"My gawd – if you’re going to mis-spend your youth, why not go all the way?"

Cáit was too young to be allowed into the Pogue’s first gig, but she met Shane McGowan the following day and he told her that the band needed to be louder, they needed an electric bass. Guess who had an electric bass?

"I had a bass guitar, which no one had ever bothered to teach me to play because that wouldn’t have been punk rock."

McGowan wanted Cáit to play through an amp so they could beef up the sound and people wouldn’t be able to talk during the songs. And that’s how Cáit joined the Pogues. But, she insisted to Ray, she never did learn to play that bass guitar.

Being in a band like the Pogues meant that Cáit was exposed to a culture of serious drinking and she believes the only reason that she managed to survive was the fact that she was a lightweight:

"One of the diagnostic criteria for addiction is tolerance and I never had tolerance. That’s the one thing on the list of criteria I would never tick because I never had tolerance. First drink, my whole body would just suffuse with this amazing feeling. And, I mean, I would keep drinking, but I was drunk. So, tolerance was never an issue. So I think that’s why I’m alive."
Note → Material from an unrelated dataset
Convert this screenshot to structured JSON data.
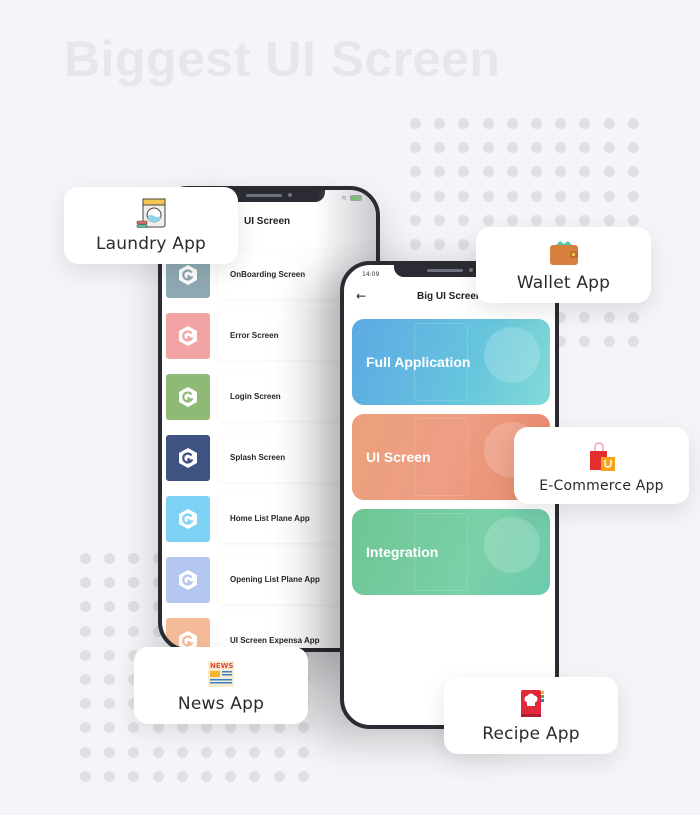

The lifestyle of a band member is the perfect one for a functioning alcoholic, according to Cáit: someone comes to pick you up, gets you to the venue and pushes you out on stage. You don’t lose work, you don’t suffer any consequences because of your drinking, so you never stop. Cáit had what she calls a 48-hour cycle:

"I’d have a day where I’d drink and then the next day I would be a broken wreck, very, very ill. And that would last all day and all night, and I’d do the 'never again’ and then, the morning after that, I’d be recovered enough to start again. And I did 20 years of that on a 48-hour cycle."

That cycle continued until Cáit was 42, by which time she had a quarter century of heavy drinking behind her. It was when she was 42 that Cáit was diagnosed with depression, but she didn’t at that stage get a dual diagnosis of depression and addiction. Indeed, she didn’t even understand that alcohol addiction was a thing. But her hangovers were only getting worse and she was tired of feeling awful so often. She went to a doctor she trusted and told him that she wanted to stop drinking but didn’t know how.

"And he said, for the first time ever that I heard this, he said, ‘I think you’re addicted to alcohol.’ Which was extraordinary. I’d never heard anyone ever talk about 1. alcohol is addictive or anyone as being addicted to alcohol. I had no conceptualisation of alcohol as a drug. My concept of addiction was heroin and junkies."

One of the first things that occurred to Cáit after she heard that alcohol was addictive was how did she not know? How had she got to age 42 without knowing something that could have such a serious impact on her life?

"This is my hobbyhorse now – wouldn't it be great if we were taught about this? You know, in between the algebra and, you know, you have to learn French or German or whatever, wouldn’t it be great if there was at least one module which was just about ‘these are the criteria for the diagnosis of addiction and watch out for them.’"

Learning some useful life skills in school? Sounds like something that makes sense. You’d have to worry that it will never catch on. Cáit O'Riordan talks about serious subjects with a remarkable lightness of touch and she really knows what she's talking about. You can hear Ray’s full conversation with Cáit by going here.